"It's a weapon that could be used — timed appropriately and placed appropriately — in the same way fake news is used, except in a video form, which could create real chaos and instability on the eve of an election or a major decision of any sort," Rubio told The Associated Press.
Deepfake technology still has a few hitches. For instance, people's blinking in fake videos may appear unnatural. But the technology is improving.
"Within a year or two, it's going to be really hard for a person to distinguish between a real video and a fake video," said Andrew Grotto, an international security fellow at the Center for International Security and Cooperation at Stanford University in California.
"This technology, I think, will be irresistible for nation states to use in disinformation campaigns to manipulate public opinion, deceive populations and undermine confidence in our institutions," Grotto said. He called for government leaders and politicians to clearly say it has no place in civilized political debate.

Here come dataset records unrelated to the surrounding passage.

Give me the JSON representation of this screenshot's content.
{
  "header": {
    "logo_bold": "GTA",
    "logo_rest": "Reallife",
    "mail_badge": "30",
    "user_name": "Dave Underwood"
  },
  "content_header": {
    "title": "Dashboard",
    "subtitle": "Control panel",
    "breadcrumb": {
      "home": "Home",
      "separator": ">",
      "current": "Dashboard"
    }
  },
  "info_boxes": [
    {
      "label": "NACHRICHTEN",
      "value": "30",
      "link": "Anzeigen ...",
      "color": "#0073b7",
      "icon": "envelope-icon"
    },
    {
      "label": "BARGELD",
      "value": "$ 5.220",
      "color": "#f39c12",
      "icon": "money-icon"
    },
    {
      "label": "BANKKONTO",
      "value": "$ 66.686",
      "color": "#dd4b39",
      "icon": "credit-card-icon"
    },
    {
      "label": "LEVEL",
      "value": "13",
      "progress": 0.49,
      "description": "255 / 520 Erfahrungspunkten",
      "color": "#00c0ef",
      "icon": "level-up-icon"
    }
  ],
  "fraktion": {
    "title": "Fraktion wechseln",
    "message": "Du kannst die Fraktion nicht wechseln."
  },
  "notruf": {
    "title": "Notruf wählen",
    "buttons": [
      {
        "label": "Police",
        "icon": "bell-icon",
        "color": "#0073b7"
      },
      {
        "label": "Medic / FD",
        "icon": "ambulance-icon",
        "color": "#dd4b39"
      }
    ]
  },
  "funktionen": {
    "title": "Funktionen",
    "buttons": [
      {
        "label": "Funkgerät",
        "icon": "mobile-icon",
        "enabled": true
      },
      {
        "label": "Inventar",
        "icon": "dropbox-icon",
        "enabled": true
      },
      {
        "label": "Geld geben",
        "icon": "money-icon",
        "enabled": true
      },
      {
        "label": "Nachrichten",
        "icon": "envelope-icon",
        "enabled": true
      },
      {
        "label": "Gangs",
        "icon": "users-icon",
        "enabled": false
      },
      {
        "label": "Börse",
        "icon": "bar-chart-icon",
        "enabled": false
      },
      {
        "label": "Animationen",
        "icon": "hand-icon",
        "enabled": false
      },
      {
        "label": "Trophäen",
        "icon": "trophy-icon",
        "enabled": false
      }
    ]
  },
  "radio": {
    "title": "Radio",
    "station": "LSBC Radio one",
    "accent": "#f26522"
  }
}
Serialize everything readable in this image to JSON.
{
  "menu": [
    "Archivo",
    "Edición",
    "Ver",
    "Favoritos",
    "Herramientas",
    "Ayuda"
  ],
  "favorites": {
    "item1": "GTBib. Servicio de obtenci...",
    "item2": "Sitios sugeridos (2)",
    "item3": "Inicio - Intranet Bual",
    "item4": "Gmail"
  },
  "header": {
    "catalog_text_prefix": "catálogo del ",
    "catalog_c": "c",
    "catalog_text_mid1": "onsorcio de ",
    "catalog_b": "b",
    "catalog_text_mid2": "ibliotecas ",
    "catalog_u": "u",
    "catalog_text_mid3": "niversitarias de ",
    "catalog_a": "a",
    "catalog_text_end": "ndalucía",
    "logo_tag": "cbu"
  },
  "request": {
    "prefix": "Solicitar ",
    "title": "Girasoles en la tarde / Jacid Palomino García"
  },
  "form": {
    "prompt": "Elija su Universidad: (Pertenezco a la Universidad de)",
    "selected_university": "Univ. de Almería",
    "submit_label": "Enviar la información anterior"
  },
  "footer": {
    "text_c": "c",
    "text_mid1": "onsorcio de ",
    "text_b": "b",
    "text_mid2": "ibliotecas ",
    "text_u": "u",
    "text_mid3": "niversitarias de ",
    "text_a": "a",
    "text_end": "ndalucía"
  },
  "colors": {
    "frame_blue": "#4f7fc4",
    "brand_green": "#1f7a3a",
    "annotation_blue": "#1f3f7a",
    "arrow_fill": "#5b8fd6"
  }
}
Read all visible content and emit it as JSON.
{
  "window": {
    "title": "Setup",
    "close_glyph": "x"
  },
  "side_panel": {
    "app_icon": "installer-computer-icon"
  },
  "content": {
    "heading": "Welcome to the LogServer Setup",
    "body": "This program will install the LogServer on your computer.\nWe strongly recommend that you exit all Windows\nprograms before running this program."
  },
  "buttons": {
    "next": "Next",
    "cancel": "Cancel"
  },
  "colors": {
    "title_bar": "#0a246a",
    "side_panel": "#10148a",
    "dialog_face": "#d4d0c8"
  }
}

Crude videos have been used for malicious political purposes for years, so there's no reason to believe the higher-tech ones, which are more realistic, won't become tools in future disinformation campaigns.
Rubio noted that in 2009, the U.S. Embassy in Moscow complained to the Russian Foreign Ministry about a fake sex video it said was made to damage the reputation of a U.S. diplomat. The video showed the married diplomat, who was a liaison to Russian religious and human rights groups, making telephone calls on a dark street. The video then showed the diplomat in his hotel room, scenes that apparently were shot with a hidden camera. Later, the video appeared to show a man and a woman having sex in the same room with the lights off, although it was not at all clear that the man was the diplomat.
John Beyrle, who was the U.S. ambassador in Moscow at the time, blamed the Russian government for the video, which he said was clearly fabricated.
Michael McFaul, who was American ambassador in Russia between 2012 and 2014, said Russia has engaged in disinformation videos against various political actors for years and that he too had been a target. He has said that Russian state propaganda inserted his face into photographs and "spliced my speeches to make me say things I never uttered and even accused me of pedophilia."
Associated Press video journalists Padmananda Rama in Washington, D.C., and Terry Chea in Palo Alto, California, contributed to this report.